■ Provided entries
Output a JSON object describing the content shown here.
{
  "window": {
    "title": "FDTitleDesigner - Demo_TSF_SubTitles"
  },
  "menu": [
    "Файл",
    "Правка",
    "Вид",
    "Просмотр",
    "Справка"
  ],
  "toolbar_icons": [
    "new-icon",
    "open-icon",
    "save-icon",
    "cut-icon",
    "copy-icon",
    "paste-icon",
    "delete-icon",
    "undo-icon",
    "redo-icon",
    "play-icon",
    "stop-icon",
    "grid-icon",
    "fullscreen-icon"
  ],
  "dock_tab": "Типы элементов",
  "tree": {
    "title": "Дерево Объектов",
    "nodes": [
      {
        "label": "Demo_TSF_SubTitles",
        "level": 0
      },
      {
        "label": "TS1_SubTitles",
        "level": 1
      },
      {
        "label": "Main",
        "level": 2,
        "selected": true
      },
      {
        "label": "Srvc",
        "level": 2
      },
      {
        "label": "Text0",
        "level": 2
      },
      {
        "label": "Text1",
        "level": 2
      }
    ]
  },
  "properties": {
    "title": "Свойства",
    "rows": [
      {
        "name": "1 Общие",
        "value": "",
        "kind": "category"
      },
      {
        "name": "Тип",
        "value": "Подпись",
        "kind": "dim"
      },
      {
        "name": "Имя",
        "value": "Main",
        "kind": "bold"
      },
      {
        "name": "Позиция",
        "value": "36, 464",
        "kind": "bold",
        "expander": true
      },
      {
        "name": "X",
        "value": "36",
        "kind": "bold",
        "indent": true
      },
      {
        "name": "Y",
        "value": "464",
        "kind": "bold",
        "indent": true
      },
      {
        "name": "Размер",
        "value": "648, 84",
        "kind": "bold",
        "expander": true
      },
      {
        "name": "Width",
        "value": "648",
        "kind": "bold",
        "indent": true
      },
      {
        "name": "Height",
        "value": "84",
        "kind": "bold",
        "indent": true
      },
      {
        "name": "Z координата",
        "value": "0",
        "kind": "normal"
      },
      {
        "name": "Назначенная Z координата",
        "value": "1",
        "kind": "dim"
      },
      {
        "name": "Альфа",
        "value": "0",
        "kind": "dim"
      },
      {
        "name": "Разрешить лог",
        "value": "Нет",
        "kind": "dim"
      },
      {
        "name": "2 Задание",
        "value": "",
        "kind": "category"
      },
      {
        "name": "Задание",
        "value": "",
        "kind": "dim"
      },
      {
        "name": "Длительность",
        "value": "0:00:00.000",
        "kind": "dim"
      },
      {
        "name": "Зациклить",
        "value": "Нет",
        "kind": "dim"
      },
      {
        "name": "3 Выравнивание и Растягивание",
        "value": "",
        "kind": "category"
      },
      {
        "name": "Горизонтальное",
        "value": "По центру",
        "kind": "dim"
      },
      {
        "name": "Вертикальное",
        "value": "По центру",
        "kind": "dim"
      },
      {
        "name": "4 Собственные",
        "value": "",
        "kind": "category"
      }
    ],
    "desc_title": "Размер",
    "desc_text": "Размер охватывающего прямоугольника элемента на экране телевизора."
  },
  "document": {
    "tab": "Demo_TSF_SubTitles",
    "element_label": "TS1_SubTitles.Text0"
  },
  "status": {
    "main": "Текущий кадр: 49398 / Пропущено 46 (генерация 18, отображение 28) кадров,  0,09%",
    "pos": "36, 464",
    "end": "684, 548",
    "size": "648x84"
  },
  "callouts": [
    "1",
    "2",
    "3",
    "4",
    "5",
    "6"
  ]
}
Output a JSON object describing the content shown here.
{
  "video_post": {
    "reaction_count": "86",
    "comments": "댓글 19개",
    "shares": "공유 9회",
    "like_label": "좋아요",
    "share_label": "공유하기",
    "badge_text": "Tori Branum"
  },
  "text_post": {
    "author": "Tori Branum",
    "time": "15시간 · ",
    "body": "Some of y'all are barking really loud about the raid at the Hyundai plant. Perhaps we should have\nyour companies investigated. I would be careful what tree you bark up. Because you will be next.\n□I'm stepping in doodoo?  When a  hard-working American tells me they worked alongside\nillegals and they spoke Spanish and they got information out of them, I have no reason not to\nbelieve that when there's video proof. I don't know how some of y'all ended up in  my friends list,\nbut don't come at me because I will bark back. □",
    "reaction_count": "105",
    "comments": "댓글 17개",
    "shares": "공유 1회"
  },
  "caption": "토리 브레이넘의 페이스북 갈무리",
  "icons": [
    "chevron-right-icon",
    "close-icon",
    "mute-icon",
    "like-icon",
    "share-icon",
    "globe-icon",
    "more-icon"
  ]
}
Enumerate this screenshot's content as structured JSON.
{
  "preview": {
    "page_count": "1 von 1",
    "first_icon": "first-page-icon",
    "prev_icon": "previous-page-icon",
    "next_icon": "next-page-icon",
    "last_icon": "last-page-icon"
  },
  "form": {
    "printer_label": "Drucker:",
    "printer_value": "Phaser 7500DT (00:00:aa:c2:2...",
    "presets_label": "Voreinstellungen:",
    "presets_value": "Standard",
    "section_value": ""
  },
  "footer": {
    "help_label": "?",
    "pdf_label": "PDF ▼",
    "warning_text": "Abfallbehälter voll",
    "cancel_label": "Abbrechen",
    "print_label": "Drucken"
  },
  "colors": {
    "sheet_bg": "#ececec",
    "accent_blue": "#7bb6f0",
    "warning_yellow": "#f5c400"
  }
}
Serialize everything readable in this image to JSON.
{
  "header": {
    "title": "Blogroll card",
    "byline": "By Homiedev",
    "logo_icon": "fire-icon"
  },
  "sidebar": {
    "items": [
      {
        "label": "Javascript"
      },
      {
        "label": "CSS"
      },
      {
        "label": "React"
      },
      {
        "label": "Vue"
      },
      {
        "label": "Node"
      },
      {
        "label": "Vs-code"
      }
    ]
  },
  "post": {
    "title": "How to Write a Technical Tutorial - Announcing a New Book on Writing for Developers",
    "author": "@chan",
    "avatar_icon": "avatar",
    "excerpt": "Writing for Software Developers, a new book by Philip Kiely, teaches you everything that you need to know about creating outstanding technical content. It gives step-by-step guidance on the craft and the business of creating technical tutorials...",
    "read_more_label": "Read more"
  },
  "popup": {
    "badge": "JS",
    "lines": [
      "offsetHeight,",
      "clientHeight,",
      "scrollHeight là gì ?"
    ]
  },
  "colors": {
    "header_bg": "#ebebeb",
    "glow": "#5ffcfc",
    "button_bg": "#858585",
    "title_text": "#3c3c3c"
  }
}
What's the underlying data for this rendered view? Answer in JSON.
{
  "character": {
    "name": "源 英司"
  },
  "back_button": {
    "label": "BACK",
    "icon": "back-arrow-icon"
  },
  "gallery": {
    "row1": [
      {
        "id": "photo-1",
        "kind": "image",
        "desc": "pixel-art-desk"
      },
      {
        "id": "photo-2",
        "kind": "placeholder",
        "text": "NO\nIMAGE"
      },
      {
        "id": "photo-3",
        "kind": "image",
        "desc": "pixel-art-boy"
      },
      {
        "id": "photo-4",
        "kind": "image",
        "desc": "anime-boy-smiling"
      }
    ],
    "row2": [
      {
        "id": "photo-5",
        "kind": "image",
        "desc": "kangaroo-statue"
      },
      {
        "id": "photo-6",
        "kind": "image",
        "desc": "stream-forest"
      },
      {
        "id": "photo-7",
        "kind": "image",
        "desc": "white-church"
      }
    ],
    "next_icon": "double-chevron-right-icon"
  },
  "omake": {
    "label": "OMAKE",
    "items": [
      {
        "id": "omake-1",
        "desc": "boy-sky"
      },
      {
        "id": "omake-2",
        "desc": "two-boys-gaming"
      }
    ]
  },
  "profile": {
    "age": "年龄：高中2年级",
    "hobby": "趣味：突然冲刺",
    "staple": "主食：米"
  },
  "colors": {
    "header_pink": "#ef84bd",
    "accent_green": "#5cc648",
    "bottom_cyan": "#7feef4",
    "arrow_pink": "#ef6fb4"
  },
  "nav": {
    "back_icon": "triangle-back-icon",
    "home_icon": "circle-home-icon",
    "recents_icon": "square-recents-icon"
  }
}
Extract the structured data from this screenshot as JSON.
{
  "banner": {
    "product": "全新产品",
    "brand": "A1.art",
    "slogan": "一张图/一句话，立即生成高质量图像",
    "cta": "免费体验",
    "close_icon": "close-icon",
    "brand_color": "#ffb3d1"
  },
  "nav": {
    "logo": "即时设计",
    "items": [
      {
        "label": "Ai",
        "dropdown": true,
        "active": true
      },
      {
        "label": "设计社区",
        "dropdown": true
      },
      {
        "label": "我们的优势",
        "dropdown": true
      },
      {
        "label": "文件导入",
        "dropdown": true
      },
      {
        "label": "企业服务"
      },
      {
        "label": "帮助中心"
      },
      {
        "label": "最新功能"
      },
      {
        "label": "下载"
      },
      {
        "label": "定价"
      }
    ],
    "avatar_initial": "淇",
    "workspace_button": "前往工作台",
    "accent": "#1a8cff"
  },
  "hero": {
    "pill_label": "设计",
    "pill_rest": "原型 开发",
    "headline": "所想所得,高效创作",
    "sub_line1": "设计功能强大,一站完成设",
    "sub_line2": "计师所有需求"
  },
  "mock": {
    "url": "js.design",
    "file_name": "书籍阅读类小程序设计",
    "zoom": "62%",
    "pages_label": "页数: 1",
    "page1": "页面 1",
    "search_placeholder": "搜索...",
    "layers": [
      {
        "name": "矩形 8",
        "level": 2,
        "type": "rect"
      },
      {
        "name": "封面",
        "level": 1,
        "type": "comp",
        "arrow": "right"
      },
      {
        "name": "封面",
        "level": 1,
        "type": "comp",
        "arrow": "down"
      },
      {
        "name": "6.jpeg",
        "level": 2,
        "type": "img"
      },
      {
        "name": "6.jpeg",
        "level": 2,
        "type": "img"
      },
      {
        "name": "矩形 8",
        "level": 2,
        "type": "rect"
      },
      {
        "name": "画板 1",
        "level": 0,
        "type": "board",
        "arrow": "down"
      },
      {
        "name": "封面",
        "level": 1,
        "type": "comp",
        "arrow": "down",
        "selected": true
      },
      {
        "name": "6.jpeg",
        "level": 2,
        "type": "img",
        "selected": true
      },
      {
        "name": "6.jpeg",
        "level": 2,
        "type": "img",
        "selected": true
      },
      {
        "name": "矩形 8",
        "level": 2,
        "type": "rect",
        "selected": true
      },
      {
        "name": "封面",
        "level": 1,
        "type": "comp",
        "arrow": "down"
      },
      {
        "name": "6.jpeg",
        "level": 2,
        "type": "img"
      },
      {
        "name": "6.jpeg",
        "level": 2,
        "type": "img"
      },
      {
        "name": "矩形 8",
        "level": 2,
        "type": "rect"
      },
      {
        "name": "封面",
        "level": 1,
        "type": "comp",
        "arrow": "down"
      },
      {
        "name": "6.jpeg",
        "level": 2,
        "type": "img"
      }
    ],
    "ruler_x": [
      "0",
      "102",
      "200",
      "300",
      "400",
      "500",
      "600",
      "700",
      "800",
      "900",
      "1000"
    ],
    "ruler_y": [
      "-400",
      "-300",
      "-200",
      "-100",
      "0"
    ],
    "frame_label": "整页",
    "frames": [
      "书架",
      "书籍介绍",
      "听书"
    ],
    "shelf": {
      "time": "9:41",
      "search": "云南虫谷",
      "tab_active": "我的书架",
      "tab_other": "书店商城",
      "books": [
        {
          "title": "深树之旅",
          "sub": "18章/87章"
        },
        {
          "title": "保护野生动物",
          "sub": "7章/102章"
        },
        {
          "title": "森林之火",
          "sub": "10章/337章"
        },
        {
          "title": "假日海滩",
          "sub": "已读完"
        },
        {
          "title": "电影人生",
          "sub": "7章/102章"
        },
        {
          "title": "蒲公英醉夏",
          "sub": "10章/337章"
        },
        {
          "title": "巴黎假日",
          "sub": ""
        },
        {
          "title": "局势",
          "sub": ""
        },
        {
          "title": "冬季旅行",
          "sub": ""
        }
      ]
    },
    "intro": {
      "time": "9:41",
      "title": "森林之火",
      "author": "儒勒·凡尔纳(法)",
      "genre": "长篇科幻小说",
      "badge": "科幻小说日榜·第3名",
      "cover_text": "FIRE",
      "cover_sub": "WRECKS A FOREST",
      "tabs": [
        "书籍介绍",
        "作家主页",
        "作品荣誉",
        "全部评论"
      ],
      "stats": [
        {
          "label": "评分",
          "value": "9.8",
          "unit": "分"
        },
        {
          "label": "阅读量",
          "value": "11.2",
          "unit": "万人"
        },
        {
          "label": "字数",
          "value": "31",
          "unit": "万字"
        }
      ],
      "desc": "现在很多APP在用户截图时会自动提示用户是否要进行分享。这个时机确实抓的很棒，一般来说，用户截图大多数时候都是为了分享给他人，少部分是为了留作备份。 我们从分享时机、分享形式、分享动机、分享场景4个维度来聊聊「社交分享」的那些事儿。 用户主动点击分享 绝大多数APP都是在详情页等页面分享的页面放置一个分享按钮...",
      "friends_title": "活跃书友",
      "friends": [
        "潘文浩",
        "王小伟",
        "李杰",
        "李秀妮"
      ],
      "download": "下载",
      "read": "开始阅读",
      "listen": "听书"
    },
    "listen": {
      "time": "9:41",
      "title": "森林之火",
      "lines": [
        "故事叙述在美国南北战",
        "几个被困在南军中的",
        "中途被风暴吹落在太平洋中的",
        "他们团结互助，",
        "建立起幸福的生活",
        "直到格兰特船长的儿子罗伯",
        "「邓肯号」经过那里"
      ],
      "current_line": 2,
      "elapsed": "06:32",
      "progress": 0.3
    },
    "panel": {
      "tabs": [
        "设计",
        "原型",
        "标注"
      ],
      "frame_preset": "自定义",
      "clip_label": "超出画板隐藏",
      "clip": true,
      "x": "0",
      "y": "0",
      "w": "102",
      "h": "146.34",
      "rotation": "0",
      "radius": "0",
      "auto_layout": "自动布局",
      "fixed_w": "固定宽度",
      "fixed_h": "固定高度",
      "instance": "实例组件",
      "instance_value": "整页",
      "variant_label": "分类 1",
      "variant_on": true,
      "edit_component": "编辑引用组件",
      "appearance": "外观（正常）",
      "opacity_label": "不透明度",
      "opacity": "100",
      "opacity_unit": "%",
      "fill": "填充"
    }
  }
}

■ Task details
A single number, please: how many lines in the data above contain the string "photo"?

■ Task solution
7